Hillary can get away with maximizing her appeal to women, seniors, and African Americans. If Bernie tries to go all in for men or white voters, it will play very, very, very badly, and harm his chances of trying to win over super delegates and forcing the DNC and Obama Administration to play closer to fair.
His only real choice is to continue to spend less time playing identity politics than Hillary. What she’s doing is effective and is normally the way to build a winning Democratic nominating coalition. However, he will never beat her at her game.
Bernie can get his majority coalition by fully integrating black voters under 40 into his group. It’s not going to happen with 70-year-old African American women. His team is very aware of this.
He needs to make progress with women between 40 and 50 and men between 50 and 60 of all ethnicities. Anything beyond that is a bridge way too far. South Carolina votes on Saturday (2/27). Super Tuesday is immediately afterward.
Bernie knows this and is planning on spending some of the next week in March 1 states. Hillary is sending the First Surrogate to key Super Tuesday locations to maximize her time in the Palmetto State.
This means South Carolina serves two purposes.
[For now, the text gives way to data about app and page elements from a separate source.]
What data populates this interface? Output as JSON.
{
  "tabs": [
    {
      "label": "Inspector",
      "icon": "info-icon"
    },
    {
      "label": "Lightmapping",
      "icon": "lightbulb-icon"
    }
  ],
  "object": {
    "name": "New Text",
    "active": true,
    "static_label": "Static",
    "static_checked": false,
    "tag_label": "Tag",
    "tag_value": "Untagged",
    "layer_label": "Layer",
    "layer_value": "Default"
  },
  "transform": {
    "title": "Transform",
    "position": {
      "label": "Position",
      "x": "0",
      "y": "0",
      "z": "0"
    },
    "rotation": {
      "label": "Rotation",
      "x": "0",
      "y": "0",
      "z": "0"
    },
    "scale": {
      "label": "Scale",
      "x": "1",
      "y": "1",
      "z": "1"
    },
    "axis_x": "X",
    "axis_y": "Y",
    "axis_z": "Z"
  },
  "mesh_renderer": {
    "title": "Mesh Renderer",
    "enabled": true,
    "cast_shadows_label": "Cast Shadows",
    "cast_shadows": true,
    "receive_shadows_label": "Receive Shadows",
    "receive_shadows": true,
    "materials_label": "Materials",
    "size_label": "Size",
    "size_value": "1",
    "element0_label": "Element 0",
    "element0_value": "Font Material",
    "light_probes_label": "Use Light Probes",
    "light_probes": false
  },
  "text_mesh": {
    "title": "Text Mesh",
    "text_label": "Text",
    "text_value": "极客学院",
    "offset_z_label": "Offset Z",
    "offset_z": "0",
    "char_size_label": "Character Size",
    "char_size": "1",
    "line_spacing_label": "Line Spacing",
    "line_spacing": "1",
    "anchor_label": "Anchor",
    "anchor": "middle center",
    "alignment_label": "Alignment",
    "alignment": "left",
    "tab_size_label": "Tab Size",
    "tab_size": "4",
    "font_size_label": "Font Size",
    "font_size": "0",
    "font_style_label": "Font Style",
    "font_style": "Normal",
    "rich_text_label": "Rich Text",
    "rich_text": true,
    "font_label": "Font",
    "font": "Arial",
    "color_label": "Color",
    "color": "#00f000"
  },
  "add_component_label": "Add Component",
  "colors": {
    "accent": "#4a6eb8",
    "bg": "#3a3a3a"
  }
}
An early warning system to show us what we might expect on March 1. The exit polls will have more value, and we can estimate what many of the SEC states will look like a couple days later. Bernie needs to stay within 20 points or so in Texas, Georgia, Alabama, and Arkansas to avoid a massive delegate gap.
It’s also huge for narrative. A Hillary win of over 20 points may cause a snowball effect that discourages Berners from turning out in places like Colorado and Oklahoma. A narrower than expected loss would have the reverse effect.
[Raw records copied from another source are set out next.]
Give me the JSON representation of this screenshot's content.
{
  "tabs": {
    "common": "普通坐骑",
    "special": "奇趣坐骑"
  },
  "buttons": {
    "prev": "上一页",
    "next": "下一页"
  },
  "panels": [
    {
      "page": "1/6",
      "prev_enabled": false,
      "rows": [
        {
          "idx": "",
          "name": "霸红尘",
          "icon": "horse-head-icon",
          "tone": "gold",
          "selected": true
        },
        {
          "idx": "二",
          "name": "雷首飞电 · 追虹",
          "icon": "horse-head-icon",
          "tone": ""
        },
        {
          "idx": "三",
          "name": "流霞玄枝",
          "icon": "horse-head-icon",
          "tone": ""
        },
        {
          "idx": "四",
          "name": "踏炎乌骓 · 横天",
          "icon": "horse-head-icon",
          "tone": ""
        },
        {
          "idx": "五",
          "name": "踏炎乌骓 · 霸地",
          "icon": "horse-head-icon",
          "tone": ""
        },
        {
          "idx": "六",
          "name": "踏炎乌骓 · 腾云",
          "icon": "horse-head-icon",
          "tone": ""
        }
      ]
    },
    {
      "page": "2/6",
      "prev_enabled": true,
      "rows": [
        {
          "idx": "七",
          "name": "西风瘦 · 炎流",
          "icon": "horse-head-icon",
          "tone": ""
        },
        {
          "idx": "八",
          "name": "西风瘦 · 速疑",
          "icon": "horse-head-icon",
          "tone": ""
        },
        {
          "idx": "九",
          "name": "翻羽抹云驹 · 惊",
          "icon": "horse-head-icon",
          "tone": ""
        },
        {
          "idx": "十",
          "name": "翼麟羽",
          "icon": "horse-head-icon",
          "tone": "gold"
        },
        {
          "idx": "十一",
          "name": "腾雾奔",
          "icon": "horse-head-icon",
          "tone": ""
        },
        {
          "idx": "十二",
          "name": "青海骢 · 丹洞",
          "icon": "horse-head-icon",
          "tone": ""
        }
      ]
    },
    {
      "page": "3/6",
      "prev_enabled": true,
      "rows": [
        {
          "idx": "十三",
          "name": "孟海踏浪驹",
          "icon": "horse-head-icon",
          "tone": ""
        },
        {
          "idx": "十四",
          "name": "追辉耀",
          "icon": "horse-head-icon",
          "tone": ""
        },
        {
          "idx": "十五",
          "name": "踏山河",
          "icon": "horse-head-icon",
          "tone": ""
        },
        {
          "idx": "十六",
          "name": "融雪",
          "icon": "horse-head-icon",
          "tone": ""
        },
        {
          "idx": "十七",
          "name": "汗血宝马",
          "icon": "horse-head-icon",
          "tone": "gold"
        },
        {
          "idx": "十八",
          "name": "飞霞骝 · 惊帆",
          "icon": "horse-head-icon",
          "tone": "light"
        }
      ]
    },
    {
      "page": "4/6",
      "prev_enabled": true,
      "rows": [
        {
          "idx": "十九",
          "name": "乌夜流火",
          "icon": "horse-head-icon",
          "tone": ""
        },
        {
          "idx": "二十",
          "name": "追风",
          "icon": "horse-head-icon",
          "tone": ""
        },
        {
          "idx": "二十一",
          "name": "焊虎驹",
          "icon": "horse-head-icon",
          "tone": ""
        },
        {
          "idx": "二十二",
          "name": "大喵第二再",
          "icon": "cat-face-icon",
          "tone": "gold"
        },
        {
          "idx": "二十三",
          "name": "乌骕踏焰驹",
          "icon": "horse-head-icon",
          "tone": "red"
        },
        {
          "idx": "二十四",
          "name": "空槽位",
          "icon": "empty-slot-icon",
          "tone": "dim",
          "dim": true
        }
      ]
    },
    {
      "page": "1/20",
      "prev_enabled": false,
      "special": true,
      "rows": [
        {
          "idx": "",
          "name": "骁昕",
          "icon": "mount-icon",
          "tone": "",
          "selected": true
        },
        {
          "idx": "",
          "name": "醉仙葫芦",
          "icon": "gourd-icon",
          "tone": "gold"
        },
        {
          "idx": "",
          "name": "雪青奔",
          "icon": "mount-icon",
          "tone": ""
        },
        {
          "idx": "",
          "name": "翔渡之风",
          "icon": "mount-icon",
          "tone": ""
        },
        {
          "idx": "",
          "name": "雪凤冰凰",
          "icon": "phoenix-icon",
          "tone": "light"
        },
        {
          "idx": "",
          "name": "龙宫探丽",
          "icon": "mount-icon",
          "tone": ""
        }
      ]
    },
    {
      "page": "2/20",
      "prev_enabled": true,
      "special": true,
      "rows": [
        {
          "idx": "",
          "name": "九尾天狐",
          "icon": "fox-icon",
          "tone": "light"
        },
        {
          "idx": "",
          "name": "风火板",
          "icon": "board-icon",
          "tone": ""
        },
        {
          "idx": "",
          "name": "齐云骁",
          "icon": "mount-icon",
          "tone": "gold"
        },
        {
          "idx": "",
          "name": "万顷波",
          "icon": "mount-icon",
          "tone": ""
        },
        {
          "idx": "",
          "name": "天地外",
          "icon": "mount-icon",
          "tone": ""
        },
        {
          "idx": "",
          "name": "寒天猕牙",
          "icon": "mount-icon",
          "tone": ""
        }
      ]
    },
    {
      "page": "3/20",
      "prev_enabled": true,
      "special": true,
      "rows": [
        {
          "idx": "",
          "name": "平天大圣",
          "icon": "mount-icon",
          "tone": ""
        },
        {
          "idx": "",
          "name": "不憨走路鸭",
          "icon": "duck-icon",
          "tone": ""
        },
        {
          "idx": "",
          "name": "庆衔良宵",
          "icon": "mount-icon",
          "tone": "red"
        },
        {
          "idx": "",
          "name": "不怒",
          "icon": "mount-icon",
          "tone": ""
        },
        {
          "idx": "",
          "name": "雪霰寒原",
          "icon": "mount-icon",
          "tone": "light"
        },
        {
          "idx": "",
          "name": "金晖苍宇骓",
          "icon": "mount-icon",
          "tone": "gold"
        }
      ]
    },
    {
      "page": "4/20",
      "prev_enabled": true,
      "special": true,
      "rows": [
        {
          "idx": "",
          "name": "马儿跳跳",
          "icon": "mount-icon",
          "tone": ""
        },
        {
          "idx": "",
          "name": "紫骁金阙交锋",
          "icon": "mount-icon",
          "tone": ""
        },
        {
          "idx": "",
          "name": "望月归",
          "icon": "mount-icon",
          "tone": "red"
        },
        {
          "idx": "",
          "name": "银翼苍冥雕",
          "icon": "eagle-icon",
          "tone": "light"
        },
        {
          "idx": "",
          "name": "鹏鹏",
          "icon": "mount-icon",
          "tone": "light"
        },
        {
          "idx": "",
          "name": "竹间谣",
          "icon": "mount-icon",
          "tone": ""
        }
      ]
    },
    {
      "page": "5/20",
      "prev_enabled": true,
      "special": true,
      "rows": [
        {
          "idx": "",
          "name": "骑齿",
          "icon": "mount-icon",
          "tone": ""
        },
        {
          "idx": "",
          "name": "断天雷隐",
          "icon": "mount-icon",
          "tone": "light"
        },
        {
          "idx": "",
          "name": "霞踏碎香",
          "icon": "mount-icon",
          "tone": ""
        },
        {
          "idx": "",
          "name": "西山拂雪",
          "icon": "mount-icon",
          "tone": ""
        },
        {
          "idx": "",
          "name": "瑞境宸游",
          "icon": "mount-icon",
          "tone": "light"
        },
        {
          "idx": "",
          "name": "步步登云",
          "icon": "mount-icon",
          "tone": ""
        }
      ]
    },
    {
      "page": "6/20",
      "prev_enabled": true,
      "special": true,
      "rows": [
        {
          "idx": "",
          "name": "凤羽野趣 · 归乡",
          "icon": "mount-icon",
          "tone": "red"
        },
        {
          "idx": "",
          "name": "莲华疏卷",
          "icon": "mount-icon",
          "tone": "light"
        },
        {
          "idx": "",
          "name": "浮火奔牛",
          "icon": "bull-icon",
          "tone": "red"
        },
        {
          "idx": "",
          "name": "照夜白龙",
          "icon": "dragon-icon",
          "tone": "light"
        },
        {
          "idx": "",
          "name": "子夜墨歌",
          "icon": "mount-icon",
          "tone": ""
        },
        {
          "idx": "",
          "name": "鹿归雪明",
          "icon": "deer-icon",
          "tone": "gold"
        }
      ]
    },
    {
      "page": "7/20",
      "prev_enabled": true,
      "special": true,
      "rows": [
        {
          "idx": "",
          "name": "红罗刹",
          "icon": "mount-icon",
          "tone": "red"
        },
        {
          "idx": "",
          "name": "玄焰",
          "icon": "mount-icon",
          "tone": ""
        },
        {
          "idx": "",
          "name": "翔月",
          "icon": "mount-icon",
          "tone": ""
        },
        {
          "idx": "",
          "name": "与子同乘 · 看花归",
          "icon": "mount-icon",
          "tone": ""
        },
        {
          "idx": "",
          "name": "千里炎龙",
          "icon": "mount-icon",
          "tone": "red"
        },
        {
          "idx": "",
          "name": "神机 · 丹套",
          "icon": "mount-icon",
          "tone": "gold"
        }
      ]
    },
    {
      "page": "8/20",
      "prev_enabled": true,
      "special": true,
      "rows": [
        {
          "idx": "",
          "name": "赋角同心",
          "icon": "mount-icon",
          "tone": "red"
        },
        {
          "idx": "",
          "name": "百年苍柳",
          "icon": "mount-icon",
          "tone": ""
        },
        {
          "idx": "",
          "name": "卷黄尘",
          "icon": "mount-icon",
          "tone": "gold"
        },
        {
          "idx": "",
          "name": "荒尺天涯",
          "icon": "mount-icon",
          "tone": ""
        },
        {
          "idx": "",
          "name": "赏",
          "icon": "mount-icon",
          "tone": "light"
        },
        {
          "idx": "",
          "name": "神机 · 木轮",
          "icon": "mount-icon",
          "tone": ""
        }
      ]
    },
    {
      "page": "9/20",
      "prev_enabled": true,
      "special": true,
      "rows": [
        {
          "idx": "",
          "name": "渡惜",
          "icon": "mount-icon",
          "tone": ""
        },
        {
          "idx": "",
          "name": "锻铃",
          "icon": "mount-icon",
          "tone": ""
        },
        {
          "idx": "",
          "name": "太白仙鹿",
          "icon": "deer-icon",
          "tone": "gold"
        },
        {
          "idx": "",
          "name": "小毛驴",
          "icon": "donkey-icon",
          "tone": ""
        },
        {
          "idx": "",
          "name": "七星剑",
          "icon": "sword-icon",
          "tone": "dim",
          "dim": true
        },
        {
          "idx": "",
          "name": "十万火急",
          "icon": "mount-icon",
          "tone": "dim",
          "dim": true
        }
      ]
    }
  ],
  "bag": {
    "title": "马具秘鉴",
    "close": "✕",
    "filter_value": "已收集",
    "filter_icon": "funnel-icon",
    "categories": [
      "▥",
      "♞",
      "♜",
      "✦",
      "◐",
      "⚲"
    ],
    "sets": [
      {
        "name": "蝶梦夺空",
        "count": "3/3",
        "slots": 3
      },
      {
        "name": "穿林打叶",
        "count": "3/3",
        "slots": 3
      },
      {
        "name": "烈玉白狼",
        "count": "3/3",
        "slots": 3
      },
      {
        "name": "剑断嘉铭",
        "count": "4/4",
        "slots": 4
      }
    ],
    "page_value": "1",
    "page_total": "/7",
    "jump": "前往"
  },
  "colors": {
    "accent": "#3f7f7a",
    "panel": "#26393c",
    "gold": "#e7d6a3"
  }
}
Any single digit loss for Bernie is a win. It would justify a Marco Rubio-style victory even though I just lost by a noticeable margin speech. Nate Silver estimates an 11% loss is the equivalent of being tied nationally. Math and narrative match here.
A deficit of 10 to 15 points is equivalent to what just happened in Nevada. Improvement from previous polls, a sign Bernie has a viable coalition, but also a signal that coalition isn’t quite large enough to win.
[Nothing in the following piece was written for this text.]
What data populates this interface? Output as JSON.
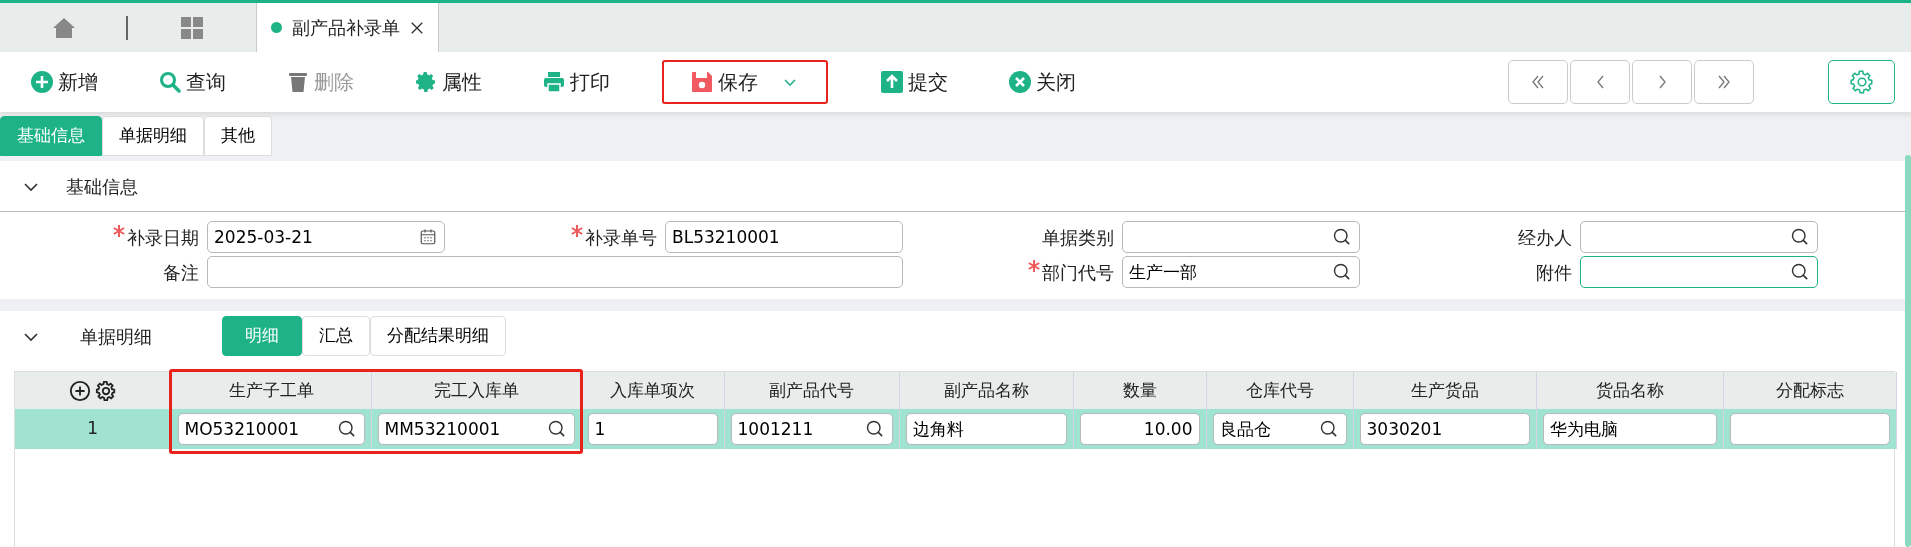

He can keep the believers fired up, but would have lost another important week to make progress before the triple elimination tests.
A 16 to 20 point loss is a disappointment. It’s approximately equal to his result in Iowa and New Hampshire. Better than anyone would have expected 9 months ago, not good enough to dethrone a competitor effectively running as an incumbent.
Bernie would need some change in the political climate to get himself back in contention.
Anything much over 20 points is effectively terminal to his chances. If he had a bunch of caucuses on March 1 instead of primaries in unfriendly territory, he could steady himself as Hillary wound up doing in Nevada. No such luck.
This is how the inevitability snowball gets him before massive scaling of his open source volunteer group can give him an eventual edge in April and beyond.
You can say this isn’t fair, but it’s reality. Insurgents normally operate at a disadvantage. For every successful revolution, many are stamped out before the fire gets too strong.
If America is going to feel the Bern in November, Team Sanders has some serious work to do in the next week.